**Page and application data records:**
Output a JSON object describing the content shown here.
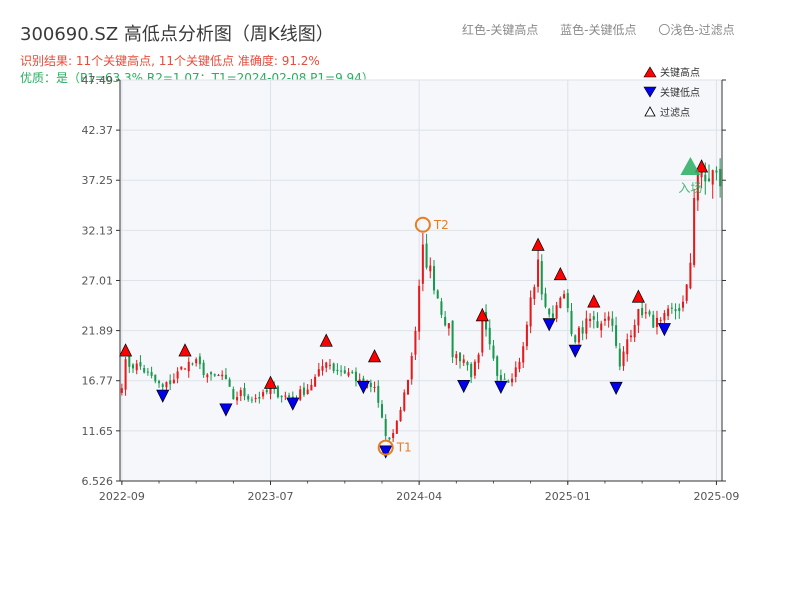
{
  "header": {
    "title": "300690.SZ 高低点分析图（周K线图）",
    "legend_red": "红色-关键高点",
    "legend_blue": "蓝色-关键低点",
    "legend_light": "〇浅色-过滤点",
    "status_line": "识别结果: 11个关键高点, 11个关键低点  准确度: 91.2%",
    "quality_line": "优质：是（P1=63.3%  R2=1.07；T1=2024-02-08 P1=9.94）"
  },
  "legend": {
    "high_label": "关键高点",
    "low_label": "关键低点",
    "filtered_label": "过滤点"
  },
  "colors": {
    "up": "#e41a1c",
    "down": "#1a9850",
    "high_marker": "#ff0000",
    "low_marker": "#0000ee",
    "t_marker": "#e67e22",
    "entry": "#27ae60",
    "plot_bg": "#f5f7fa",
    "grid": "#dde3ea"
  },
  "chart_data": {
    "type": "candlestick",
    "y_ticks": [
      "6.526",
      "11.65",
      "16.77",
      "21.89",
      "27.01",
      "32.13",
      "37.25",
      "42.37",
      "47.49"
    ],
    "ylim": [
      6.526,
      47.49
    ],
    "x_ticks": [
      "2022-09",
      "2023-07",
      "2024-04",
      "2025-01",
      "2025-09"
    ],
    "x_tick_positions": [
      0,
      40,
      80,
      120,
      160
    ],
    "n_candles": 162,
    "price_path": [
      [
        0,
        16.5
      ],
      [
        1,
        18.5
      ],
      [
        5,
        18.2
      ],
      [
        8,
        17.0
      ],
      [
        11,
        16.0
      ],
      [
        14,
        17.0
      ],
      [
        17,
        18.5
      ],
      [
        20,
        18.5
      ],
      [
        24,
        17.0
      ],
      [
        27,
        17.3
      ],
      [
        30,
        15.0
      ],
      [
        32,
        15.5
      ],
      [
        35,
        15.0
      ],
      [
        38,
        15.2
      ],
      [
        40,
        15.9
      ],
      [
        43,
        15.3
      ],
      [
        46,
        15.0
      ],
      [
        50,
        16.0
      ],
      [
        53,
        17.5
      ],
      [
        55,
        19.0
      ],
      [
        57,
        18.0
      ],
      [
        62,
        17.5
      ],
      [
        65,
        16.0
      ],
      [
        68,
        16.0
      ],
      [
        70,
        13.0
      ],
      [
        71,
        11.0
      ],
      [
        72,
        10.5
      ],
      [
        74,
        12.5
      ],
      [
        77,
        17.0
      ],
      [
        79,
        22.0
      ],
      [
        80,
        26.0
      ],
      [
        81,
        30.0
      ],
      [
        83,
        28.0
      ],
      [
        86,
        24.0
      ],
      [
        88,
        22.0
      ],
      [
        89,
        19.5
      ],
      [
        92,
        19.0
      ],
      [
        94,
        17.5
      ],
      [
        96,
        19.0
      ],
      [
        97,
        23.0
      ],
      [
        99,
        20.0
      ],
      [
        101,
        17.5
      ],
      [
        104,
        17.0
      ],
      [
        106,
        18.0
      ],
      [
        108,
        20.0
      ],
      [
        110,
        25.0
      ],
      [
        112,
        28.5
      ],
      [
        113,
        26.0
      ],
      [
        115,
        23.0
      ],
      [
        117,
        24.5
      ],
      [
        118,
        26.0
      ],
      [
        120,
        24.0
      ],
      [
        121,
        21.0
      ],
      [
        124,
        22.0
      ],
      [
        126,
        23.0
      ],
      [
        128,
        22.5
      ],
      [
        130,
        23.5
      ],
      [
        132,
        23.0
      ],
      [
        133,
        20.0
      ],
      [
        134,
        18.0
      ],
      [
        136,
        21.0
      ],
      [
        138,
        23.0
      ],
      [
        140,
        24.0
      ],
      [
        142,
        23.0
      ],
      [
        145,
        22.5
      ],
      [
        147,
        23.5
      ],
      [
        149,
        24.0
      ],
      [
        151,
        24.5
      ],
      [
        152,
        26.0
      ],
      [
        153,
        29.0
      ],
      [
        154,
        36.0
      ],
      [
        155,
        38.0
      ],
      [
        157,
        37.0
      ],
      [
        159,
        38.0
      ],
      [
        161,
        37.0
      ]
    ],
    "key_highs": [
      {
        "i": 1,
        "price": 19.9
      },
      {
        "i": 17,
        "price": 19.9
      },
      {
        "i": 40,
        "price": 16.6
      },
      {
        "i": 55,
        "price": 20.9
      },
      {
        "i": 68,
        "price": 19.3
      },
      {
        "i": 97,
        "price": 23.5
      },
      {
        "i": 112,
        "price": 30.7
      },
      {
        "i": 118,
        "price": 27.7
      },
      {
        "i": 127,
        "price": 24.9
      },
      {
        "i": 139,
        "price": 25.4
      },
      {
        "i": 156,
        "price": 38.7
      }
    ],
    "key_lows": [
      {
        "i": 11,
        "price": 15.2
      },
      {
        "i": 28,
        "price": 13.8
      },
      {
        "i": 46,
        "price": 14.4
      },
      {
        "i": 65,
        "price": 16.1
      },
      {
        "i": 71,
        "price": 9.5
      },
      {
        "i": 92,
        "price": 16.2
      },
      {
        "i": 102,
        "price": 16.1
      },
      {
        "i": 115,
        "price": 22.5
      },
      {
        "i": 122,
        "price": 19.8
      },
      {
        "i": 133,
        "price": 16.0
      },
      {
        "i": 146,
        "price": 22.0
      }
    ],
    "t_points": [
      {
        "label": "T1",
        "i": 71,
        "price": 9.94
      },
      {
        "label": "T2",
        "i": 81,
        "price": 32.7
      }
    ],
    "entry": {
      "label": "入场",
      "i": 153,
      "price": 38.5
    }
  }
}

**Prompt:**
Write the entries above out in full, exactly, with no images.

**Solution to this exercise:**
Output a JSON object describing the content shown here.
{
  "header": {
    "title": "300690.SZ 高低点分析图（周K线图）",
    "legend_red": "红色-关键高点",
    "legend_blue": "蓝色-关键低点",
    "legend_light": "〇浅色-过滤点",
    "status_line": "识别结果: 11个关键高点, 11个关键低点  准确度: 91.2%",
    "quality_line": "优质：是（P1=63.3%  R2=1.07；T1=2024-02-08 P1=9.94）"
  },
  "legend": {
    "high_label": "关键高点",
    "low_label": "关键低点",
    "filtered_label": "过滤点"
  },
  "colors": {
    "up": "#e41a1c",
    "down": "#1a9850",
    "high_marker": "#ff0000",
    "low_marker": "#0000ee",
    "t_marker": "#e67e22",
    "entry": "#27ae60",
    "plot_bg": "#f5f7fa",
    "grid": "#dde3ea"
  },
  "chart_data": {
    "type": "candlestick",
    "y_ticks": [
      "6.526",
      "11.65",
      "16.77",
      "21.89",
      "27.01",
      "32.13",
      "37.25",
      "42.37",
      "47.49"
    ],
    "ylim": [
      6.526,
      47.49
    ],
    "x_ticks": [
      "2022-09",
      "2023-07",
      "2024-04",
      "2025-01",
      "2025-09"
    ],
    "x_tick_positions": [
      0,
      40,
      80,
      120,
      160
    ],
    "n_candles": 162,
    "price_path": [
      [
        0,
        16.5
      ],
      [
        1,
        18.5
      ],
      [
        5,
        18.2
      ],
      [
        8,
        17.0
      ],
      [
        11,
        16.0
      ],
      [
        14,
        17.0
      ],
      [
        17,
        18.5
      ],
      [
        20,
        18.5
      ],
      [
        24,
        17.0
      ],
      [
        27,
        17.3
      ],
      [
        30,
        15.0
      ],
      [
        32,
        15.5
      ],
      [
        35,
        15.0
      ],
      [
        38,
        15.2
      ],
      [
        40,
        15.9
      ],
      [
        43,
        15.3
      ],
      [
        46,
        15.0
      ],
      [
        50,
        16.0
      ],
      [
        53,
        17.5
      ],
      [
        55,
        19.0
      ],
      [
        57,
        18.0
      ],
      [
        62,
        17.5
      ],
      [
        65,
        16.0
      ],
      [
        68,
        16.0
      ],
      [
        70,
        13.0
      ],
      [
        71,
        11.0
      ],
      [
        72,
        10.5
      ],
      [
        74,
        12.5
      ],
      [
        77,
        17.0
      ],
      [
        79,
        22.0
      ],
      [
        80,
        26.0
      ],
      [
        81,
        30.0
      ],
      [
        83,
        28.0
      ],
      [
        86,
        24.0
      ],
      [
        88,
        22.0
      ],
      [
        89,
        19.5
      ],
      [
        92,
        19.0
      ],
      [
        94,
        17.5
      ],
      [
        96,
        19.0
      ],
      [
        97,
        23.0
      ],
      [
        99,
        20.0
      ],
      [
        101,
        17.5
      ],
      [
        104,
        17.0
      ],
      [
        106,
        18.0
      ],
      [
        108,
        20.0
      ],
      [
        110,
        25.0
      ],
      [
        112,
        28.5
      ],
      [
        113,
        26.0
      ],
      [
        115,
        23.0
      ],
      [
        117,
        24.5
      ],
      [
        118,
        26.0
      ],
      [
        120,
        24.0
      ],
      [
        121,
        21.0
      ],
      [
        124,
        22.0
      ],
      [
        126,
        23.0
      ],
      [
        128,
        22.5
      ],
      [
        130,
        23.5
      ],
      [
        132,
        23.0
      ],
      [
        133,
        20.0
      ],
      [
        134,
        18.0
      ],
      [
        136,
        21.0
      ],
      [
        138,
        23.0
      ],
      [
        140,
        24.0
      ],
      [
        142,
        23.0
      ],
      [
        145,
        22.5
      ],
      [
        147,
        23.5
      ],
      [
        149,
        24.0
      ],
      [
        151,
        24.5
      ],
      [
        152,
        26.0
      ],
      [
        153,
        29.0
      ],
      [
        154,
        36.0
      ],
      [
        155,
        38.0
      ],
      [
        157,
        37.0
      ],
      [
        159,
        38.0
      ],
      [
        161,
        37.0
      ]
    ],
    "key_highs": [
      {
        "i": 1,
        "price": 19.9
      },
      {
        "i": 17,
        "price": 19.9
      },
      {
        "i": 40,
        "price": 16.6
      },
      {
        "i": 55,
        "price": 20.9
      },
      {
        "i": 68,
        "price": 19.3
      },
      {
        "i": 97,
        "price": 23.5
      },
      {
        "i": 112,
        "price": 30.7
      },
      {
        "i": 118,
        "price": 27.7
      },
      {
        "i": 127,
        "price": 24.9
      },
      {
        "i": 139,
        "price": 25.4
      },
      {
        "i": 156,
        "price": 38.7
      }
    ],
    "key_lows": [
      {
        "i": 11,
        "price": 15.2
      },
      {
        "i": 28,
        "price": 13.8
      },
      {
        "i": 46,
        "price": 14.4
      },
      {
        "i": 65,
        "price": 16.1
      },
      {
        "i": 71,
        "price": 9.5
      },
      {
        "i": 92,
        "price": 16.2
      },
      {
        "i": 102,
        "price": 16.1
      },
      {
        "i": 115,
        "price": 22.5
      },
      {
        "i": 122,
        "price": 19.8
      },
      {
        "i": 133,
        "price": 16.0
      },
      {
        "i": 146,
        "price": 22.0
      }
    ],
    "t_points": [
      {
        "label": "T1",
        "i": 71,
        "price": 9.94
      },
      {
        "label": "T2",
        "i": 81,
        "price": 32.7
      }
    ],
    "entry": {
      "label": "入场",
      "i": 153,
      "price": 38.5
    }
  }
}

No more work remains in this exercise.